It goes like this: if England beat Colombia on Tuesday then they would be big favourites in their quarter-final, against either Switzerland or Sweden, in Samara on 7 July. Win that – and we would all expect them to – and England would play a World Cup semifinal, their first in 28 years, at the Luzhniki on 11 July. They would likely be facing Spain. They would avoid Brazil all the way until the final.
But what if they lose on Tuesday night? What if this decision, this fork in the road between two possible paths from here to the final, already the key decision of the Southgate era, turns out to be the wrong one? What if this big risk is Southgate’s Charge of the Light Brigade?
In 1854 in the Crimean War, British light cavalry, armed with only sabres and lances, were sent to surprise their Russian enemies and stop them from retreating with their guns.
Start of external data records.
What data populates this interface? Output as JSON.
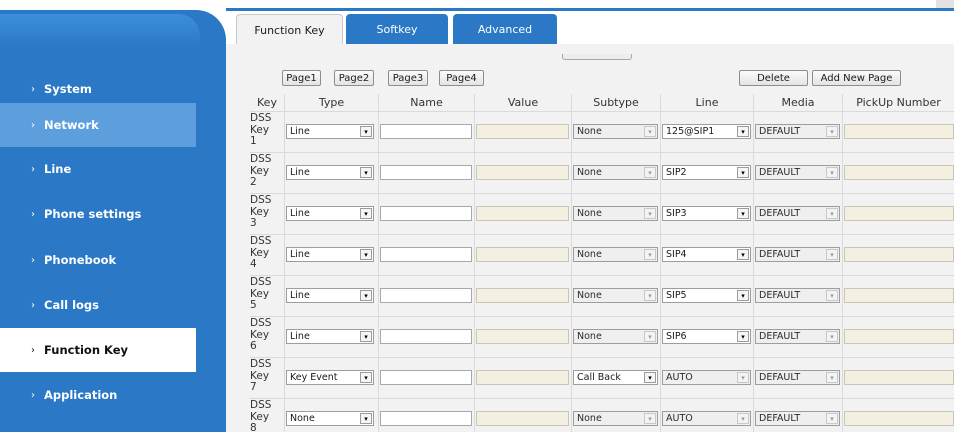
{
  "sidebar": {
    "items": [
      {
        "label": "System",
        "arrow": "›"
      },
      {
        "label": "Network",
        "arrow": "›"
      },
      {
        "label": "Line",
        "arrow": "›"
      },
      {
        "label": "Phone settings",
        "arrow": "›"
      },
      {
        "label": "Phonebook",
        "arrow": "›"
      },
      {
        "label": "Call logs",
        "arrow": "›"
      },
      {
        "label": "Function Key",
        "arrow": "›"
      },
      {
        "label": "Application",
        "arrow": "›"
      }
    ]
  },
  "tabs": [
    {
      "label": "Function Key"
    },
    {
      "label": "Softkey"
    },
    {
      "label": "Advanced"
    }
  ],
  "pages": [
    {
      "label": "Page1"
    },
    {
      "label": "Page2"
    },
    {
      "label": "Page3"
    },
    {
      "label": "Page4"
    }
  ],
  "actions": {
    "delete": "Delete",
    "add_new_page": "Add New Page"
  },
  "table": {
    "headers": {
      "key": "Key",
      "type": "Type",
      "name": "Name",
      "value": "Value",
      "subtype": "Subtype",
      "line": "Line",
      "media": "Media",
      "pickup": "PickUp Number"
    },
    "rows": [
      {
        "k1": "DSS",
        "k2": "Key",
        "k3": "1",
        "type": "Line",
        "subtype": "None",
        "line": "125@SIP1",
        "media": "DEFAULT"
      },
      {
        "k1": "DSS",
        "k2": "Key",
        "k3": "2",
        "type": "Line",
        "subtype": "None",
        "line": "SIP2",
        "media": "DEFAULT"
      },
      {
        "k1": "DSS",
        "k2": "Key",
        "k3": "3",
        "type": "Line",
        "subtype": "None",
        "line": "SIP3",
        "media": "DEFAULT"
      },
      {
        "k1": "DSS",
        "k2": "Key",
        "k3": "4",
        "type": "Line",
        "subtype": "None",
        "line": "SIP4",
        "media": "DEFAULT"
      },
      {
        "k1": "DSS",
        "k2": "Key",
        "k3": "5",
        "type": "Line",
        "subtype": "None",
        "line": "SIP5",
        "media": "DEFAULT"
      },
      {
        "k1": "DSS",
        "k2": "Key",
        "k3": "6",
        "type": "Line",
        "subtype": "None",
        "line": "SIP6",
        "media": "DEFAULT"
      },
      {
        "k1": "DSS",
        "k2": "Key",
        "k3": "7",
        "type": "Key Event",
        "subtype": "Call Back",
        "line": "AUTO",
        "media": "DEFAULT"
      },
      {
        "k1": "DSS",
        "k2": "Key",
        "k3": "8",
        "type": "None",
        "subtype": "None",
        "line": "AUTO",
        "media": "DEFAULT"
      }
    ]
  },
  "colors": {
    "sidebar": "#2a78c6",
    "active_tab": "#f2f2f2",
    "readonly_field": "#f3f0e2"
  },
  "icons": {
    "caret": "▾",
    "nav_arrow": "›"
  }
}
But Lord Cardigan miscalculated, and came up against far stronger opposition than expected. His men took heavy casualties, although the bravery of their doomed attack is still remembered today, an example of both futile courage but also mistaken leadership.
And while the England performance here in Kaliningrad was not exactly a picture of bravery against the odds, the implications – Colombia now, rather than the far easier Japan – are higher risk, higher reward. It would have been easier for everyone to beat Belgium’s reserves, beat Japan and then nobly lose to Brazil in Kazan. Having met the national expectation, but never looked like exceeding it.
But it all hinges on Colombia. Will they melt away under English pressure? Or are England heading on Tuesday into the jaws of death, into the mouth of hell?
Southgate spoke with respect about the Colombian challenge in his post-match press conference, knowing that this will be definitive game of his England tenure so far. “It will be difficult,” he said. “Colombia were behind [in the group] because of the sending off [of Davinson Sanchez] in the first game. They’ve got some outstanding individuals, but I believe it’s a game we can win.”
Of course England’s top players would have wanted to play in Kaliningrad. But theirs is not to make reply, theirs not to reason why, theirs but to go to Moscow on Tuesday, after three more days in Repino, play the game of their lives and beat Colombia. Lose, and this decision will be painted as a historic misjudgement, a monument to hubris that will always define this promising summer.